*TASK GOAL:* Here the job is to copy the data exactly and to exclude every image from it.

─── EXERCISE DATA ───

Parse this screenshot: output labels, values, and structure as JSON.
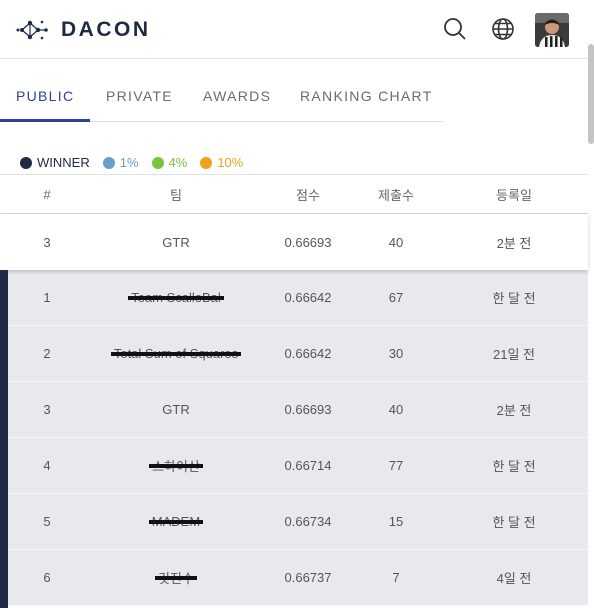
{
  "brand": {
    "name": "DACON"
  },
  "header": {
    "search_icon": "search-icon",
    "language_icon": "globe-icon",
    "avatar": "user-avatar"
  },
  "tabs": [
    {
      "label": "PUBLIC",
      "active": true
    },
    {
      "label": "PRIVATE",
      "active": false
    },
    {
      "label": "AWARDS",
      "active": false
    },
    {
      "label": "RANKING CHART",
      "active": false
    }
  ],
  "legend": [
    {
      "label": "WINNER",
      "color": "#1f2a44"
    },
    {
      "label": "1%",
      "color": "#6a9fc9"
    },
    {
      "label": "4%",
      "color": "#7cc23c"
    },
    {
      "label": "10%",
      "color": "#f0a21f"
    }
  ],
  "table": {
    "headers": {
      "rank": "#",
      "team": "팀",
      "score": "점수",
      "submissions": "제출수",
      "date": "등록일"
    },
    "my_row": {
      "rank": "3",
      "team": "GTR",
      "score": "0.66693",
      "submissions": "40",
      "date": "2분 전"
    },
    "rows": [
      {
        "rank": "1",
        "team": "Team ScalleBal",
        "score": "0.66642",
        "submissions": "67",
        "date": "한 달 전",
        "struck": true
      },
      {
        "rank": "2",
        "team": "Total Sum of Squares",
        "score": "0.66642",
        "submissions": "30",
        "date": "21일 전",
        "struck": true
      },
      {
        "rank": "3",
        "team": "GTR",
        "score": "0.66693",
        "submissions": "40",
        "date": "2분 전",
        "struck": false
      },
      {
        "rank": "4",
        "team": "스하이산",
        "score": "0.66714",
        "submissions": "77",
        "date": "한 달 전",
        "struck": true
      },
      {
        "rank": "5",
        "team": "MADEM",
        "score": "0.66734",
        "submissions": "15",
        "date": "한 달 전",
        "struck": true
      },
      {
        "rank": "6",
        "team": "깃진수",
        "score": "0.66737",
        "submissions": "7",
        "date": "4일 전",
        "struck": true
      }
    ]
  }
}
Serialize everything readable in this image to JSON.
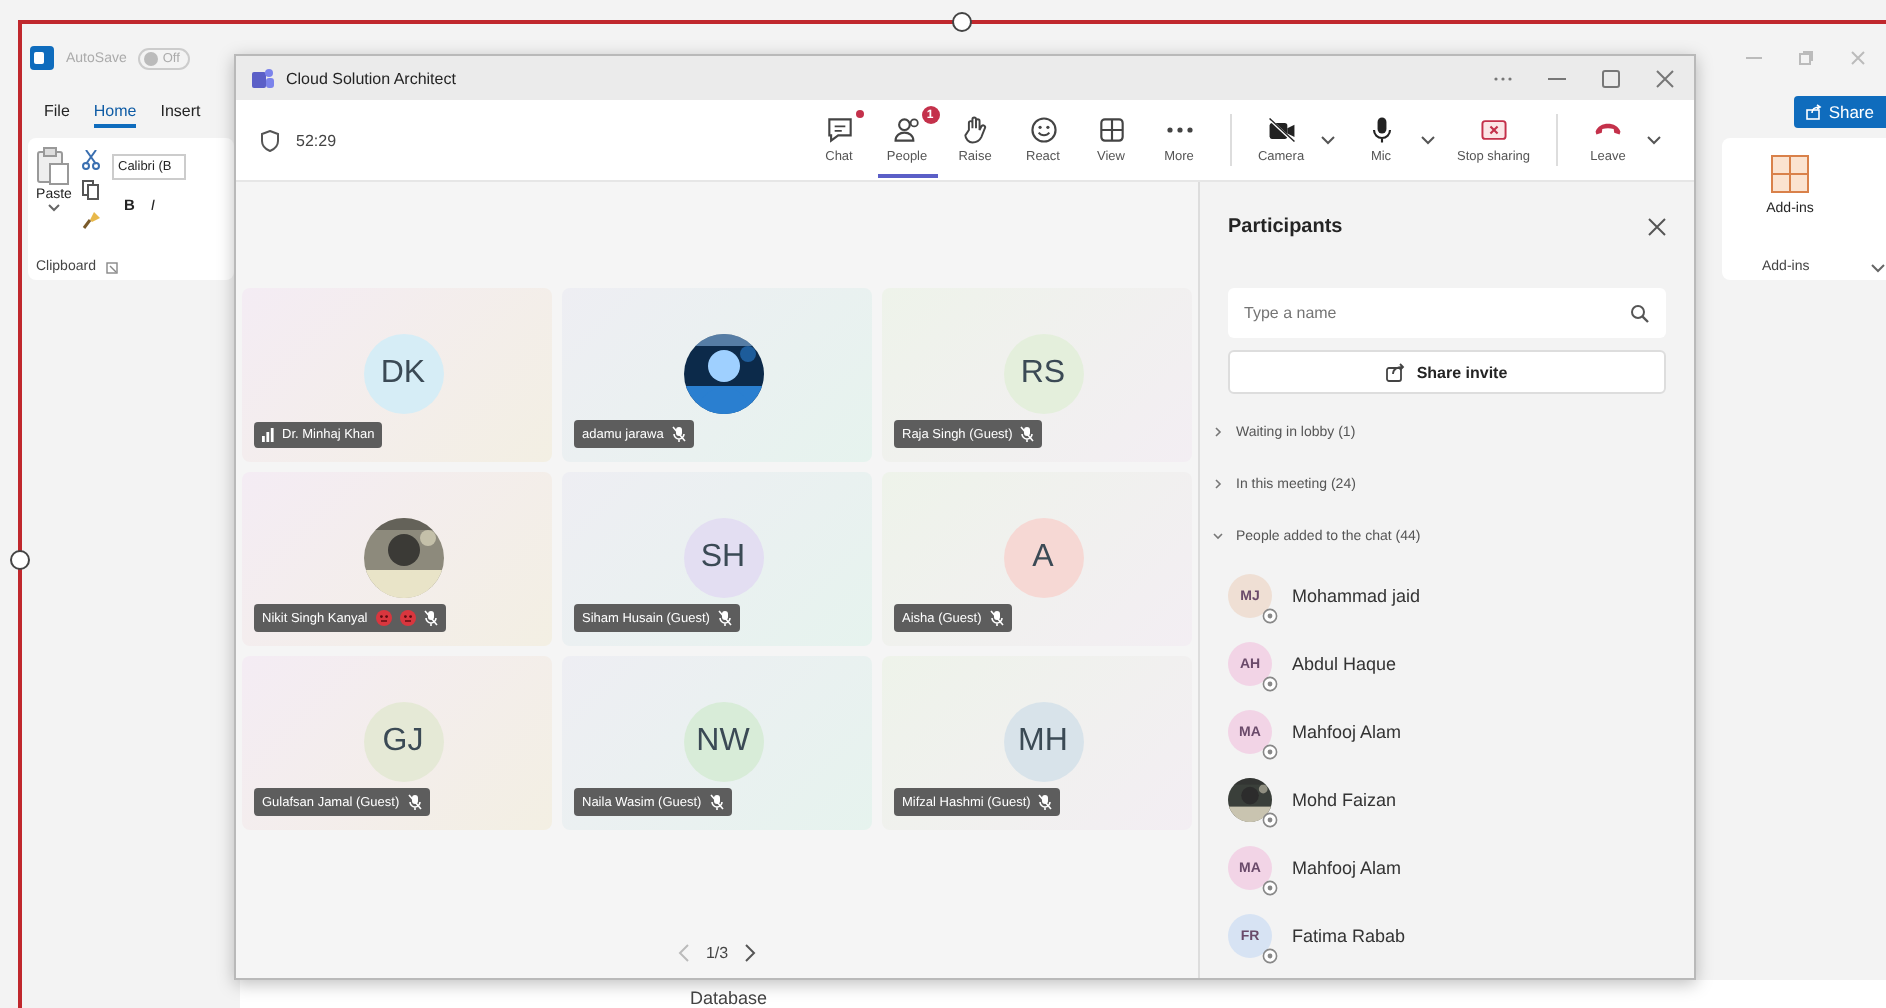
{
  "background_app": {
    "autosave_label": "AutoSave",
    "autosave_toggle": {
      "label": "Off",
      "on": false
    },
    "menu_tabs": [
      {
        "label": "File",
        "selected": false
      },
      {
        "label": "Home",
        "selected": true
      },
      {
        "label": "Insert",
        "selected": false
      }
    ],
    "paste_button": "Paste",
    "font_field": "Calibri (B",
    "format_buttons": [
      "B",
      "I"
    ],
    "clipboard_group": "Clipboard",
    "share_button": "Share",
    "addins_button": "Add-ins",
    "addins_group": "Add-ins",
    "document_text": "Database"
  },
  "window": {
    "title": "Cloud Solution Architect"
  },
  "meeting": {
    "timer": "52:29"
  },
  "toolbar": [
    {
      "label": "Chat",
      "selected": false,
      "notify": true
    },
    {
      "label": "People",
      "selected": true,
      "badge": "1"
    },
    {
      "label": "Raise",
      "selected": false
    },
    {
      "label": "React",
      "selected": false
    },
    {
      "label": "View",
      "selected": false
    },
    {
      "label": "More",
      "selected": false
    },
    {
      "label": "Camera",
      "selected": false,
      "separator_before": true,
      "dropdown": true
    },
    {
      "label": "Mic",
      "selected": false,
      "dropdown": true
    },
    {
      "label": "Stop sharing",
      "selected": false
    },
    {
      "label": "Leave",
      "selected": false,
      "separator_before": true,
      "dropdown": true
    }
  ],
  "tiles": [
    {
      "name": "Dr. Minhaj Khan",
      "kind": "initials",
      "initials": "DK",
      "color": "#d6edf6",
      "muted": false
    },
    {
      "name": "adamu jarawa",
      "kind": "picture",
      "muted": true
    },
    {
      "name": "Raja Singh (Guest)",
      "kind": "initials",
      "initials": "RS",
      "color": "#e4efdc",
      "muted": true
    },
    {
      "name": "Nikit Singh Kanyal",
      "kind": "picture",
      "muted": true,
      "emoji_reactions": true
    },
    {
      "name": "Siham Husain (Guest)",
      "kind": "initials",
      "initials": "SH",
      "color": "#e3def2",
      "muted": true
    },
    {
      "name": "Aisha (Guest)",
      "kind": "initials",
      "initials": "A",
      "color": "#f6d8d4",
      "muted": true
    },
    {
      "name": "Gulafsan Jamal (Guest)",
      "kind": "initials",
      "initials": "GJ",
      "color": "#e5e9d6",
      "muted": true
    },
    {
      "name": "Naila Wasim (Guest)",
      "kind": "initials",
      "initials": "NW",
      "color": "#d8ecd8",
      "muted": true
    },
    {
      "name": "Mifzal Hashmi (Guest)",
      "kind": "initials",
      "initials": "MH",
      "color": "#d8e3ea",
      "muted": true
    }
  ],
  "pager": {
    "label": "1/3"
  },
  "participants": {
    "title": "Participants",
    "search_placeholder": "Type a name",
    "share_button": "Share invite",
    "sections": [
      {
        "label": "Waiting in lobby (1)",
        "expanded": false
      },
      {
        "label": "In this meeting (24)",
        "expanded": false
      },
      {
        "label": "People added to the chat (44)",
        "expanded": true,
        "people": [
          {
            "name": "Mohammad jaid",
            "kind": "initials",
            "initials": "MJ",
            "color": "#efdfd4"
          },
          {
            "name": "Abdul Haque",
            "kind": "initials",
            "initials": "AH",
            "color": "#f2d4e6"
          },
          {
            "name": "Mahfooj Alam",
            "kind": "initials",
            "initials": "MA",
            "color": "#f2d4e6"
          },
          {
            "name": "Mohd Faizan",
            "kind": "picture"
          },
          {
            "name": "Mahfooj Alam",
            "kind": "initials",
            "initials": "MA",
            "color": "#f2d4e6"
          },
          {
            "name": "Fatima Rabab",
            "kind": "initials",
            "initials": "FR",
            "color": "#d7e3f3"
          }
        ]
      }
    ]
  }
}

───

*OUTPUT OF THE TASK:*
Parse this screenshot: output labels, values, and structure as JSON.
{
  "brand": {
    "name": "DACON"
  },
  "header": {
    "search_icon": "search-icon",
    "language_icon": "globe-icon",
    "avatar": "user-avatar"
  },
  "tabs": [
    {
      "label": "PUBLIC",
      "active": true
    },
    {
      "label": "PRIVATE",
      "active": false
    },
    {
      "label": "AWARDS",
      "active": false
    },
    {
      "label": "RANKING CHART",
      "active": false
    }
  ],
  "legend": [
    {
      "label": "WINNER",
      "color": "#1f2a44"
    },
    {
      "label": "1%",
      "color": "#6a9fc9"
    },
    {
      "label": "4%",
      "color": "#7cc23c"
    },
    {
      "label": "10%",
      "color": "#f0a21f"
    }
  ],
  "table": {
    "headers": {
      "rank": "#",
      "team": "팀",
      "score": "점수",
      "submissions": "제출수",
      "date": "등록일"
    },
    "my_row": {
      "rank": "3",
      "team": "GTR",
      "score": "0.66693",
      "submissions": "40",
      "date": "2분 전"
    },
    "rows": [
      {
        "rank": "1",
        "team": "Team ScalleBal",
        "score": "0.66642",
        "submissions": "67",
        "date": "한 달 전",
        "struck": true
      },
      {
        "rank": "2",
        "team": "Total Sum of Squares",
        "score": "0.66642",
        "submissions": "30",
        "date": "21일 전",
        "struck": true
      },
      {
        "rank": "3",
        "team": "GTR",
        "score": "0.66693",
        "submissions": "40",
        "date": "2분 전",
        "struck": false
      },
      {
        "rank": "4",
        "team": "스하이산",
        "score": "0.66714",
        "submissions": "77",
        "date": "한 달 전",
        "struck": true
      },
      {
        "rank": "5",
        "team": "MADEM",
        "score": "0.66734",
        "submissions": "15",
        "date": "한 달 전",
        "struck": true
      },
      {
        "rank": "6",
        "team": "깃진수",
        "score": "0.66737",
        "submissions": "7",
        "date": "4일 전",
        "struck": true
      }
    ]
  }
}
Serialize everything readable in this image to JSON.
{
  "background_app": {
    "autosave_label": "AutoSave",
    "autosave_toggle": {
      "label": "Off",
      "on": false
    },
    "menu_tabs": [
      {
        "label": "File",
        "selected": false
      },
      {
        "label": "Home",
        "selected": true
      },
      {
        "label": "Insert",
        "selected": false
      }
    ],
    "paste_button": "Paste",
    "font_field": "Calibri (B",
    "format_buttons": [
      "B",
      "I"
    ],
    "clipboard_group": "Clipboard",
    "share_button": "Share",
    "addins_button": "Add-ins",
    "addins_group": "Add-ins",
    "document_text": "Database"
  },
  "window": {
    "title": "Cloud Solution Architect"
  },
  "meeting": {
    "timer": "52:29"
  },
  "toolbar": [
    {
      "label": "Chat",
      "selected": false,
      "notify": true
    },
    {
      "label": "People",
      "selected": true,
      "badge": "1"
    },
    {
      "label": "Raise",
      "selected": false
    },
    {
      "label": "React",
      "selected": false
    },
    {
      "label": "View",
      "selected": false
    },
    {
      "label": "More",
      "selected": false
    },
    {
      "label": "Camera",
      "selected": false,
      "separator_before": true,
      "dropdown": true
    },
    {
      "label": "Mic",
      "selected": false,
      "dropdown": true
    },
    {
      "label": "Stop sharing",
      "selected": false
    },
    {
      "label": "Leave",
      "selected": false,
      "separator_before": true,
      "dropdown": true
    }
  ],
  "tiles": [
    {
      "name": "Dr. Minhaj Khan",
      "kind": "initials",
      "initials": "DK",
      "color": "#d6edf6",
      "muted": false
    },
    {
      "name": "adamu jarawa",
      "kind": "picture",
      "muted": true
    },
    {
      "name": "Raja Singh (Guest)",
      "kind": "initials",
      "initials": "RS",
      "color": "#e4efdc",
      "muted": true
    },
    {
      "name": "Nikit Singh Kanyal",
      "kind": "picture",
      "muted": true,
      "emoji_reactions": true
    },
    {
      "name": "Siham Husain (Guest)",
      "kind": "initials",
      "initials": "SH",
      "color": "#e3def2",
      "muted": true
    },
    {
      "name": "Aisha (Guest)",
      "kind": "initials",
      "initials": "A",
      "color": "#f6d8d4",
      "muted": true
    },
    {
      "name": "Gulafsan Jamal (Guest)",
      "kind": "initials",
      "initials": "GJ",
      "color": "#e5e9d6",
      "muted": true
    },
    {
      "name": "Naila Wasim (Guest)",
      "kind": "initials",
      "initials": "NW",
      "color": "#d8ecd8",
      "muted": true
    },
    {
      "name": "Mifzal Hashmi (Guest)",
      "kind": "initials",
      "initials": "MH",
      "color": "#d8e3ea",
      "muted": true
    }
  ],
  "pager": {
    "label": "1/3"
  },
  "participants": {
    "title": "Participants",
    "search_placeholder": "Type a name",
    "share_button": "Share invite",
    "sections": [
      {
        "label": "Waiting in lobby (1)",
        "expanded": false
      },
      {
        "label": "In this meeting (24)",
        "expanded": false
      },
      {
        "label": "People added to the chat (44)",
        "expanded": true,
        "people": [
          {
            "name": "Mohammad jaid",
            "kind": "initials",
            "initials": "MJ",
            "color": "#efdfd4"
          },
          {
            "name": "Abdul Haque",
            "kind": "initials",
            "initials": "AH",
            "color": "#f2d4e6"
          },
          {
            "name": "Mahfooj Alam",
            "kind": "initials",
            "initials": "MA",
            "color": "#f2d4e6"
          },
          {
            "name": "Mohd Faizan",
            "kind": "picture"
          },
          {
            "name": "Mahfooj Alam",
            "kind": "initials",
            "initials": "MA",
            "color": "#f2d4e6"
          },
          {
            "name": "Fatima Rabab",
            "kind": "initials",
            "initials": "FR",
            "color": "#d7e3f3"
          }
        ]
      }
    ]
  }
}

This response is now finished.